So, the newly developed approach just got a one week delay. The next post will be about the Xterra Indian Peaks race and an assessment of how the changes in my training has worked.

Keep it in the big ring.


Saturday, August 14, 2010

Beaver Creek Race Report

The Mountain Regional Championship/Xterra Beaver Creek was my first "A" race of the 2010 season. I had designed my training so that I would peak for this race. Qualification for the Xterra World Championships in Maui and the ITU offroad world championships in Spain were on the line. The race course starts at around 7000 ft and only goes up from there. The bike course has about 3600 feet of climbing, while the run has about 1500 feet of climbing.

My training leading into this race was pretty intense and very race specific, i.e. brick workouts on Mt. Falcon with lot of climbing on the bike and run.

We stayed at a friend's house in Frisco on Friday night, so the wake up call luckily wasn't as early as it could have been. Good food and good company. So far, the weekend was starting off well.

Race morning rolled around and we went to set up transition areas. This was a split transition race, so we had to drive up to the resort to set up T2, then drive back down to the lake for warm up and T1 set up.

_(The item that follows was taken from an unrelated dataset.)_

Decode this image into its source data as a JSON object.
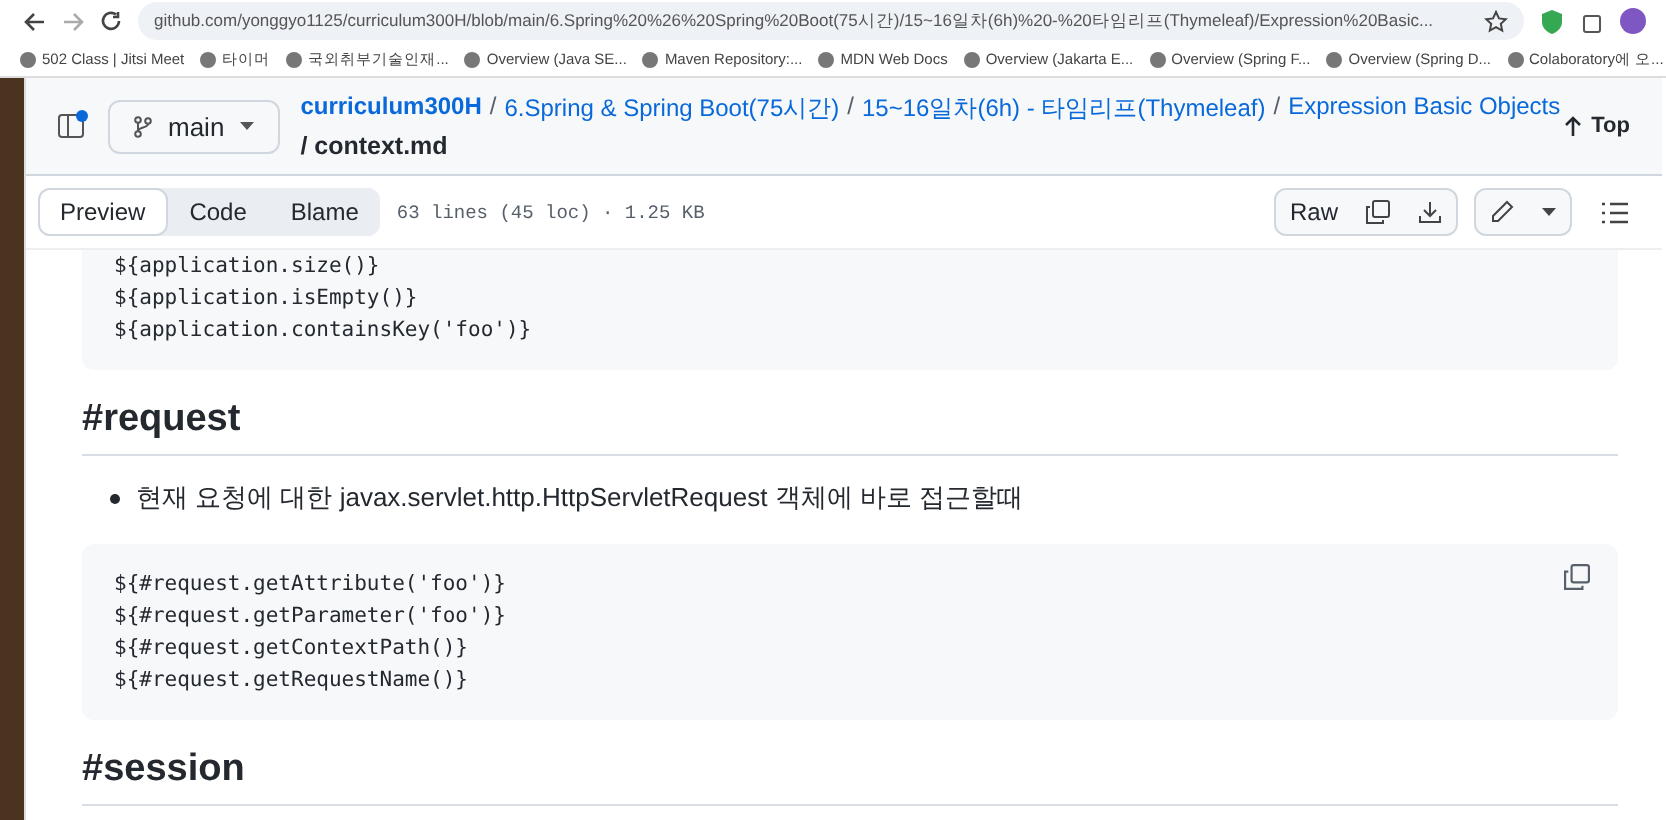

The Swim: The swim was a two lap swim in Nottingham Lake in Avon, CO. To fit in 1500 meters in this little lake, we used just about every bit of the space. The swim was a deepwater start. I was in the 2nd wave, so I had a minute to get settled after getting in the water and then the gun went off. The swim was a pretty bad one by my standards. Because of the size of the lake and the number of people, it was full traffic for the entire swim. The worst part was that I got kicked on my wrist, which knocked my Garmin 310XT off. It must have broke where the pins on the strap meet the face of the watch. So, it is now somewhere at the bottom of that lake. So, needless to say, the race didn't start off very well.

Out onto the bike and my bad day continued. I just couldn't find my legs. I lacked snap again on the bike, similar to 4 corners. I just kept getting passed on the first stretch of singletrack climbing until we got to the part of the course that gets onto an access road at Beaver Creek. My legs finally started to come around and I started to pass some people back. The entire time I was having a hard time pacing, since I didn't have my heart rate monitor to use as a guide.

The rest of the bike was pretty uneventful, other than I kept slowly picking off some more people and bridged back up to a group that had passed me in the first half of the race.

So, at this point I have my first 3 takeaways from the race.
1. Wear the Garmin under my wetsuit.
2. I need a longer, more focused warm up on the bike and run before the race.
3. More strength and mountain bike specific training is needed, with less emphasis on super focused trainer sessions.

I came into T2 and flew through it. It was one of the best T2 times of the day. Out on the run I felt decent to start, but faded quickly on the steeper climbs. The ascents were even steeper than what I had trained on. In addition, the heat was starting to get pretty intense. I passed a few people and then got passed by a few. In net, I moved up a little bit on the run, but my time was a long way away from what I expected.

In the end I posted a time of 2:52:15 with swim, T1, bike, T2, run splits of: 25:14, 1:40, 1:35:29, :53, 48:57. That was good for 8th in my age group. Unfortunately that means no Maui or Spain. I learned more on the run though. I need more hill work. Again, I need to take the good fitness I have and make it more Xterra specific. In my next post I"ll talk about the changes I'm making, what the real key workouts will be, and the general plan for Ogden (US National Championships).

Happy Training